  12. 12. ELAICH – EDUCATIONAL LINKAGE APPROACH IN CULTURAL HERITAGEDuration Task Results20 min Lunch Break12:00-12:20Part 23 hours To complete measurements Completion of data collection To complete mapping of deterioration needed for the description, types survey and documentation of each building To complete mapping of deterioration section by student grades teams. Cooperation between different teams in order to To complete analysing deterioration combine relevant data, state (written comments and notes) according to guidelines of tutors: Analysis of preservation state of the It is recommended that one of building - cracks, cavities, the teams develops a template, etc. (please write comments) to be used by all teams. Recommendation/s for Unified legend for all teams preventive conservation of the site - should include: to prepare shared recommendations by all teams after the end of the • building materials fieldwork • mapping of deterioration types • mapping of deterioration grades • textual documentation of decay phenomena • photographic documentation of the above - Conclusions for recommended monitoring prepared jointly by all teams - Conclusions for "preventive conservation" - shared recommendations prepared jointly by all teamsYou may find the examples of work by students in past ELAICH courses helpful.Good Luck ☺ Page 12 of 13

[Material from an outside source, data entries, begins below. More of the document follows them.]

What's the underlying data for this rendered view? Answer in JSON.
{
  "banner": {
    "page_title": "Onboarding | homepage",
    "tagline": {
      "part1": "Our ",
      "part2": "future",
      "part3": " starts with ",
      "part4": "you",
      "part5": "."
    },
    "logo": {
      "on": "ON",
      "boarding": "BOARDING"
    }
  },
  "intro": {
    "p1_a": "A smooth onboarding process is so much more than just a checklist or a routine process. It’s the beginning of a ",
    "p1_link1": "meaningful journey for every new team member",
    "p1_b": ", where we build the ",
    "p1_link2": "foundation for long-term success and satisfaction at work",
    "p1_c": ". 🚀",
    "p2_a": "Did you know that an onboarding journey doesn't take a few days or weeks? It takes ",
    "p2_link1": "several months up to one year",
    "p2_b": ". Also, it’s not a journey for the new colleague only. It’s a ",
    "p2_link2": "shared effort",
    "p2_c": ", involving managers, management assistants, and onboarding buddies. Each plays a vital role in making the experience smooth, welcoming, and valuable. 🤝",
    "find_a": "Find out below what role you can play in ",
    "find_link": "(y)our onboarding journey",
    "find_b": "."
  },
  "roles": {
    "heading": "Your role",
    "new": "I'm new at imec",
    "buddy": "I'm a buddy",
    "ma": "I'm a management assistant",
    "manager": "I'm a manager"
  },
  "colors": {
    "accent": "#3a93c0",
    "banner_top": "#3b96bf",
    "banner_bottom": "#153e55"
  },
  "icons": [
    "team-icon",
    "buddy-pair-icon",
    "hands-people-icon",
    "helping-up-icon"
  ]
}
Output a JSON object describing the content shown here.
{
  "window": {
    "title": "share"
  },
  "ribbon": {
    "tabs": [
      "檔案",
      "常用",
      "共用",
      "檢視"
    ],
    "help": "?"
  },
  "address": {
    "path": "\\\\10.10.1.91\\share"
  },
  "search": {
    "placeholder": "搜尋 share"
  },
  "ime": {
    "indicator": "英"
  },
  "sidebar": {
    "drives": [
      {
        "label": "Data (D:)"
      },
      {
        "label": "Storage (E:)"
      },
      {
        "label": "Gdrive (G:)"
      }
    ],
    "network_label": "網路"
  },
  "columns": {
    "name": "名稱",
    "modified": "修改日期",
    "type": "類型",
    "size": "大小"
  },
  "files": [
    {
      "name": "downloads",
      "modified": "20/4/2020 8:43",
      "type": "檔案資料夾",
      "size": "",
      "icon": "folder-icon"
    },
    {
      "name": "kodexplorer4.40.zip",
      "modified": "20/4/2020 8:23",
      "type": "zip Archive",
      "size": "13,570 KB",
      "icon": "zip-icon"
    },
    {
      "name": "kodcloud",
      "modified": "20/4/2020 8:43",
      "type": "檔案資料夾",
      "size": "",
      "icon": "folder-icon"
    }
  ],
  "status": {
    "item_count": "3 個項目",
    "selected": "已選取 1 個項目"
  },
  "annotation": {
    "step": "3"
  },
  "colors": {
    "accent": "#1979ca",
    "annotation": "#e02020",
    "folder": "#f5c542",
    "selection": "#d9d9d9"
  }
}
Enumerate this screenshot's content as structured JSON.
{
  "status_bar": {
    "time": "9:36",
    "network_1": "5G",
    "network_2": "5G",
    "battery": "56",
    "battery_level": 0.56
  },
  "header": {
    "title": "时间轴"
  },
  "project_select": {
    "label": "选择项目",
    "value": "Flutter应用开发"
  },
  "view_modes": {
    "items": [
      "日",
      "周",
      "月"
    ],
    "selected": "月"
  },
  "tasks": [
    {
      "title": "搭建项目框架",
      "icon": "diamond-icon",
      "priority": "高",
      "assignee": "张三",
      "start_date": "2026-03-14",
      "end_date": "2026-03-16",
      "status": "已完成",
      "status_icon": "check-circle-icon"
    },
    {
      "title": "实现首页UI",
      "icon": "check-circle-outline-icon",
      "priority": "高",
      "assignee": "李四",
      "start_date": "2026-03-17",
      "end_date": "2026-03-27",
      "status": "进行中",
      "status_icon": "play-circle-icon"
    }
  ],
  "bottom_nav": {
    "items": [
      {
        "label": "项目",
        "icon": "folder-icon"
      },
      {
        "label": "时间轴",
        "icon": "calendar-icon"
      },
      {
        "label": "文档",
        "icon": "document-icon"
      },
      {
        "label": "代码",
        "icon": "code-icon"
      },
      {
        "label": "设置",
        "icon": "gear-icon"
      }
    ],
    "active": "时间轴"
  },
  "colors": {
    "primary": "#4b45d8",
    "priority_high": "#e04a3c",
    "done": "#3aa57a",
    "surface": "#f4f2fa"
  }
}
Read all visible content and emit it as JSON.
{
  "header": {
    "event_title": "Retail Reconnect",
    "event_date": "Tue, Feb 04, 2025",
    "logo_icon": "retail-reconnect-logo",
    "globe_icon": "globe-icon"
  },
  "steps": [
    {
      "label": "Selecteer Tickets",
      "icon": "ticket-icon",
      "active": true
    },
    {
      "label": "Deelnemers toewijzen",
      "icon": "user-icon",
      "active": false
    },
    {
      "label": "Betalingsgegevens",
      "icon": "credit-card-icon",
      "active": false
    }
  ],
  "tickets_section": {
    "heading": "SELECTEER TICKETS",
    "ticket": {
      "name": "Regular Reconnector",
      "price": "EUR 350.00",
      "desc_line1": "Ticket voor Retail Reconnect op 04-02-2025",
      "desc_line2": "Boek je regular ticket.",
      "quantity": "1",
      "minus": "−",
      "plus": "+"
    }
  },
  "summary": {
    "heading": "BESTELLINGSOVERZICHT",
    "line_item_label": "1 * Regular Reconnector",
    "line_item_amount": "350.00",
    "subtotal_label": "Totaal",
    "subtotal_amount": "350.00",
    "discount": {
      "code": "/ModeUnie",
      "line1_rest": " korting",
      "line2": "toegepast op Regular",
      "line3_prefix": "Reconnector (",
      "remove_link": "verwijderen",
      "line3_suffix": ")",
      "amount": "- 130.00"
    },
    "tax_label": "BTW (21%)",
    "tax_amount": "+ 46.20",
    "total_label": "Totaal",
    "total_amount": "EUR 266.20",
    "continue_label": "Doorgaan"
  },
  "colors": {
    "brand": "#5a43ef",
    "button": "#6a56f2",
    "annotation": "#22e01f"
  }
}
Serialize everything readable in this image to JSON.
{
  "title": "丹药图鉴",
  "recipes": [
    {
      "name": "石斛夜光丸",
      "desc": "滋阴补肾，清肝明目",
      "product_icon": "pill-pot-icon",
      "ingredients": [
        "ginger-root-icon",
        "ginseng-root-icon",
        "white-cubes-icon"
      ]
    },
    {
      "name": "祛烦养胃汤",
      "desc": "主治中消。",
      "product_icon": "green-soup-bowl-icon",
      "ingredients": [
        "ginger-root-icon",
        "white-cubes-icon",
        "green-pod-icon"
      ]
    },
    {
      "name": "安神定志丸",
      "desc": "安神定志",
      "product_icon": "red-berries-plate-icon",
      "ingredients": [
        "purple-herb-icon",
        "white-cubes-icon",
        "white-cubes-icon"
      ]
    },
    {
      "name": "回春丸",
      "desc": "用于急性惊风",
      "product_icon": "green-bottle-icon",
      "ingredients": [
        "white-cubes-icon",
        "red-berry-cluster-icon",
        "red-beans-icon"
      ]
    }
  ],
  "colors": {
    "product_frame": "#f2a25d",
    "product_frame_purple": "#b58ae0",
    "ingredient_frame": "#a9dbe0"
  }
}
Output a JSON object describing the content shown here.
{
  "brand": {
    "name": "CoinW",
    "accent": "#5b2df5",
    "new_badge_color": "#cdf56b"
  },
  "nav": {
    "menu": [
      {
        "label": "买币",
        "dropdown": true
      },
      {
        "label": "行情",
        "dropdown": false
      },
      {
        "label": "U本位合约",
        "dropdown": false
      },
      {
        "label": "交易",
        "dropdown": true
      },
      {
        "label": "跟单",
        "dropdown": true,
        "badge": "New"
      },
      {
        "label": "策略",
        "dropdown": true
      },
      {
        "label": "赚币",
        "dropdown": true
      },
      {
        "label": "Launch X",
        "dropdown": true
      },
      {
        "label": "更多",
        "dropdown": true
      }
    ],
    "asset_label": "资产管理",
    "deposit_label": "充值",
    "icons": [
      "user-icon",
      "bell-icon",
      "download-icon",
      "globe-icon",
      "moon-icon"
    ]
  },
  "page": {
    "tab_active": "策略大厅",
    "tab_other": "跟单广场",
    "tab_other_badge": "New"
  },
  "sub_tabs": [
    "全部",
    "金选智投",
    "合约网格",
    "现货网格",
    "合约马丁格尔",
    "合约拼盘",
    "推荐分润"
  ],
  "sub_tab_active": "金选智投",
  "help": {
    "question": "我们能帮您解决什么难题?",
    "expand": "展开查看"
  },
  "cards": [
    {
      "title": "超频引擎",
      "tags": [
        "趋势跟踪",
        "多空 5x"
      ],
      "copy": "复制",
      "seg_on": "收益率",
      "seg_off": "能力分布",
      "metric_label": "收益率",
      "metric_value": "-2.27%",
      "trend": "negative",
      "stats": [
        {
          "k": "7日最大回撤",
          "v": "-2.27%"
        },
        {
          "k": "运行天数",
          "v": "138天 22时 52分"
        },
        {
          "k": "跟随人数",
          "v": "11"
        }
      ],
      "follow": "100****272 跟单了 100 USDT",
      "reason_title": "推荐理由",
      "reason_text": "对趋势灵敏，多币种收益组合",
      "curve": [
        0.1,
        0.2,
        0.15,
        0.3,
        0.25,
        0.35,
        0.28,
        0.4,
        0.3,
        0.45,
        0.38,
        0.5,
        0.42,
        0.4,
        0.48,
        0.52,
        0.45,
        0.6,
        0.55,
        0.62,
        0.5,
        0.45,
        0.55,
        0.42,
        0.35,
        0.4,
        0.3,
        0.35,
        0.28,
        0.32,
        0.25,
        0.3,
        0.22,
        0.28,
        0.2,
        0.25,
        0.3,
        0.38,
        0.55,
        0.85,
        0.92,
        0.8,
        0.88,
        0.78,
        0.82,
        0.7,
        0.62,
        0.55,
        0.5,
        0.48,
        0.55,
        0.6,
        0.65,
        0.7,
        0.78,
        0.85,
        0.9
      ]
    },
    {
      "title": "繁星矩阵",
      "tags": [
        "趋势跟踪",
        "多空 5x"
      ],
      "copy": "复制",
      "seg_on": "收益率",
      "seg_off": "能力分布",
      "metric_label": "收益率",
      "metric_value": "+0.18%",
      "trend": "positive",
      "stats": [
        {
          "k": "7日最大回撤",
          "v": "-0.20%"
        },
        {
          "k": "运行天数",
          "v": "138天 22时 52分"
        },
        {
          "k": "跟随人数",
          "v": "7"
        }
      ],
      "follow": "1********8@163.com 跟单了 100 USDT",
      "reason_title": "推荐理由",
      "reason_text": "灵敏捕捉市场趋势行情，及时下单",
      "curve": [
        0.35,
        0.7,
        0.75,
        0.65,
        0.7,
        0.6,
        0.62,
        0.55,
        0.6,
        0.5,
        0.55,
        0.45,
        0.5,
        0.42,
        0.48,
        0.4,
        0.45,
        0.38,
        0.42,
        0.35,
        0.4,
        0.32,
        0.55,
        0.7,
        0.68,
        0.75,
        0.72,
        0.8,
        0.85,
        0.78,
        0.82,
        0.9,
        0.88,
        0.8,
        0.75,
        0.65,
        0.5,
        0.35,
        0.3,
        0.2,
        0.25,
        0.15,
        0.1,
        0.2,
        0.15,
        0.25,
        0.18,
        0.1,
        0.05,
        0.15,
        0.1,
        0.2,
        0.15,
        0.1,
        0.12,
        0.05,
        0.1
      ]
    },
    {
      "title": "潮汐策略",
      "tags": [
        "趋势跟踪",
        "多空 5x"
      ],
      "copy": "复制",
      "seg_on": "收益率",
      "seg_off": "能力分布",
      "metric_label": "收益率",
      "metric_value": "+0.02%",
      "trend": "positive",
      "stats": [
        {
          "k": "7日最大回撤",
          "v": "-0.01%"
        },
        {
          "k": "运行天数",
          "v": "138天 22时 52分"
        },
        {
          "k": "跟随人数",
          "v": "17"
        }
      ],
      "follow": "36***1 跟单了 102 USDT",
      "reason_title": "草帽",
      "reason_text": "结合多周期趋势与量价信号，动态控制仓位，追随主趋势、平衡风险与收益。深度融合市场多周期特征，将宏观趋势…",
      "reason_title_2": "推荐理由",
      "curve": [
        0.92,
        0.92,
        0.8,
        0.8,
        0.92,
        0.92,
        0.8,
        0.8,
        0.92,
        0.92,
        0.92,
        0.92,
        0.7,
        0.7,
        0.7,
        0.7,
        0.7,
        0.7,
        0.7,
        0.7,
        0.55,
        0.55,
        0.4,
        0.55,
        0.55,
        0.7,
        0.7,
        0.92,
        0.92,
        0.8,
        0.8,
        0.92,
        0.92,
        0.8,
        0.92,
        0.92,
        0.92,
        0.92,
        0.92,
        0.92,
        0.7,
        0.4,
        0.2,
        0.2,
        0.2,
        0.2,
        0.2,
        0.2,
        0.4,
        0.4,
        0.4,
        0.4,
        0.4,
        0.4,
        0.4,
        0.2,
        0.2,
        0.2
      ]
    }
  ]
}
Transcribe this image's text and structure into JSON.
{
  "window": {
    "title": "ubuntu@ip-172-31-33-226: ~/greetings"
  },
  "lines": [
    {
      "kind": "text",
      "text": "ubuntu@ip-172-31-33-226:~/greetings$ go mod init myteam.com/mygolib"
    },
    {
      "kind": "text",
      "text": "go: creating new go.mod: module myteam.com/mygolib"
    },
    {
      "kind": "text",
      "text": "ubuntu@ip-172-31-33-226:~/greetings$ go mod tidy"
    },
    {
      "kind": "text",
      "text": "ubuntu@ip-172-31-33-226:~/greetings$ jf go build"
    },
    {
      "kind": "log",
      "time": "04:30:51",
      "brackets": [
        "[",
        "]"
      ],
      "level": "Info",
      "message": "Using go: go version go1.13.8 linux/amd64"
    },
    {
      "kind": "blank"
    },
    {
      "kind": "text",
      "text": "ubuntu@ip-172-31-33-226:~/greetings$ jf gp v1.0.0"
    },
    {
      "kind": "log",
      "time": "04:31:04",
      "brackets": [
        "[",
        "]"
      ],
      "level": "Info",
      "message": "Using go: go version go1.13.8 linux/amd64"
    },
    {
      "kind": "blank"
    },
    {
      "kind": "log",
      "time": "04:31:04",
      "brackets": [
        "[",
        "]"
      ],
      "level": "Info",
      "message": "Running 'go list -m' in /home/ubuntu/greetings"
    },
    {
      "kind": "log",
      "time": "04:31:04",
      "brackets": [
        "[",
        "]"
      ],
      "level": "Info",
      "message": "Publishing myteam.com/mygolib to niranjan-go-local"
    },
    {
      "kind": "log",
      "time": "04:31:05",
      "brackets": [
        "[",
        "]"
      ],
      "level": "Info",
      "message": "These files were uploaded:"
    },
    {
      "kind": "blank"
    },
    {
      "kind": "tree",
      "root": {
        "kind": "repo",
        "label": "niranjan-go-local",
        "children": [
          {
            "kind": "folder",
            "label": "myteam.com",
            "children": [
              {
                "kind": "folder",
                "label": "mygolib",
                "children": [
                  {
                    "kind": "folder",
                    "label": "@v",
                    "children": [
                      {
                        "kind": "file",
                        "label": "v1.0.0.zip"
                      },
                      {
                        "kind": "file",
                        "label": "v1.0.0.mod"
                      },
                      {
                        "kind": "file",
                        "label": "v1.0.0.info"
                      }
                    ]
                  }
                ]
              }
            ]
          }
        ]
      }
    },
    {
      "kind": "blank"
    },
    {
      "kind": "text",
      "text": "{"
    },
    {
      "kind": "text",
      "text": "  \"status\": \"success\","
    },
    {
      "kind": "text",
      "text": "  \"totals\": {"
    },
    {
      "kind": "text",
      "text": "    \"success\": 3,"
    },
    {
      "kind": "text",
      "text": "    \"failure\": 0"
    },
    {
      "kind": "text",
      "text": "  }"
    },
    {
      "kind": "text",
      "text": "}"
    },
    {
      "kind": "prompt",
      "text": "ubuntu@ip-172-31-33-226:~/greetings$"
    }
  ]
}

  13. 13. ELAICH – EDUCATIONAL LINKAGE APPROACH IN CULTURAL HERITAGECopyright©ELAICH Beneficiaries 2009-2012This material is an integral part of the “ELAICH – educational toolkit” and developed as part of the project ELAICH –Educational Linkage Approach in Cultural Heritage within the framework of EuroMed Cultural Heritage 4 Programme undergrant agreement ENPI 150583. All rights reserved to the ELAICH Beneficiaries.This material, in its entirety only, may be used in "fair use" only as part of the ELAICH – educational toolkit for the educationalpurposes by non-profit educational establishments or in self-education, by any means at all times and on any downloads,copies and or, adaptations, clearly indicating “©ELAICH Beneficiaries 2009-2011” and making reference to these terms.Use of the material amounting to a distortion or mutilation of the material or is otherwise prejudicial to the honor or reputation ofELAICH Beneficiaries 2009-2011 is forbidden.Use of parts of the material is strictly forbidden. No part of this material may be: (1) used other than intended (2) copied,reproduced or distributed in any physical or electronic form (3) reproduced in any publication of any kind (4) used as part of anyother teaching material in any framework; unless prior written permission of the ELAICH Beneficiaries has been obtained.DisclaimerThis document has been produced with the financial assistance of the European Union. The contents of this document are thesole responsibility of the ELAICH Consortium and can under no circumstances be regarded as reflecting the position of theEuropean Union. Page 13 of 13